Segment Start: DATA TO USE
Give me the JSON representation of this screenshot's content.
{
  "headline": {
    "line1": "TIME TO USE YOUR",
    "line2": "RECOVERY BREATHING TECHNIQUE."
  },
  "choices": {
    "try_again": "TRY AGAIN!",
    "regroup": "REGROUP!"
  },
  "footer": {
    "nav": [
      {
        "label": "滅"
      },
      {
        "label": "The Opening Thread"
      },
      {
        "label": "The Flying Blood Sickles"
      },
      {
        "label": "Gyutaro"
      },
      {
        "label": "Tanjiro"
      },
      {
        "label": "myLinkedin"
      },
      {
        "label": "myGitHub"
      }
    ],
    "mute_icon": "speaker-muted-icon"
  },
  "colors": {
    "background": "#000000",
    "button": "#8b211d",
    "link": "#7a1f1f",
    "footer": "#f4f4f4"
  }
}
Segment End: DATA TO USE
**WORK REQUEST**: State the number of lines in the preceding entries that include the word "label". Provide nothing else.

**WRITTEN ANSWER**: 7